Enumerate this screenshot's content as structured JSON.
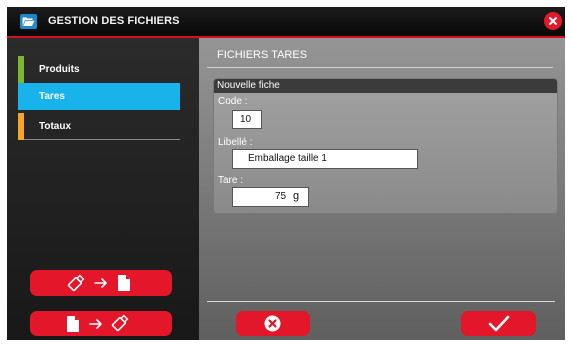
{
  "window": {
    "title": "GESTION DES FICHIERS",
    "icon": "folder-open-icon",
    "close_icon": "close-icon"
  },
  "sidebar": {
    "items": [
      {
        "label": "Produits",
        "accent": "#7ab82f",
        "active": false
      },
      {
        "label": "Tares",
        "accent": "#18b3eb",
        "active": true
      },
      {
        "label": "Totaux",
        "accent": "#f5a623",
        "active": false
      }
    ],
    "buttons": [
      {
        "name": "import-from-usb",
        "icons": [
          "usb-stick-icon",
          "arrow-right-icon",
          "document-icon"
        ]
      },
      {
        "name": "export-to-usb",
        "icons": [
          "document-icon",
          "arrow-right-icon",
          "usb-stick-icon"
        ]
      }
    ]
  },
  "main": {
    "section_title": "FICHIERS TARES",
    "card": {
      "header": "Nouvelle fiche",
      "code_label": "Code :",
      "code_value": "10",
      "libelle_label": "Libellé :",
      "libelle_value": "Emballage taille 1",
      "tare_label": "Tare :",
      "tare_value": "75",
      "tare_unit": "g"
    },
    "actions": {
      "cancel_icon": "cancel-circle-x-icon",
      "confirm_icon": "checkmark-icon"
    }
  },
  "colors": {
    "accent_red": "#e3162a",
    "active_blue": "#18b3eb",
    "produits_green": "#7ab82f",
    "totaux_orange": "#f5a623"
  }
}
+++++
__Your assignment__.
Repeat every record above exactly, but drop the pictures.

__Answer box__.
Enumerate this screenshot's content as structured JSON.
{
  "window": {
    "title": "GESTION DES FICHIERS",
    "icon": "folder-open-icon",
    "close_icon": "close-icon"
  },
  "sidebar": {
    "items": [
      {
        "label": "Produits",
        "accent": "#7ab82f",
        "active": false
      },
      {
        "label": "Tares",
        "accent": "#18b3eb",
        "active": true
      },
      {
        "label": "Totaux",
        "accent": "#f5a623",
        "active": false
      }
    ],
    "buttons": [
      {
        "name": "import-from-usb",
        "icons": [
          "usb-stick-icon",
          "arrow-right-icon",
          "document-icon"
        ]
      },
      {
        "name": "export-to-usb",
        "icons": [
          "document-icon",
          "arrow-right-icon",
          "usb-stick-icon"
        ]
      }
    ]
  },
  "main": {
    "section_title": "FICHIERS TARES",
    "card": {
      "header": "Nouvelle fiche",
      "code_label": "Code :",
      "code_value": "10",
      "libelle_label": "Libellé :",
      "libelle_value": "Emballage taille 1",
      "tare_label": "Tare :",
      "tare_value": "75",
      "tare_unit": "g"
    },
    "actions": {
      "cancel_icon": "cancel-circle-x-icon",
      "confirm_icon": "checkmark-icon"
    }
  },
  "colors": {
    "accent_red": "#e3162a",
    "active_blue": "#18b3eb",
    "produits_green": "#7ab82f",
    "totaux_orange": "#f5a623"
  }
}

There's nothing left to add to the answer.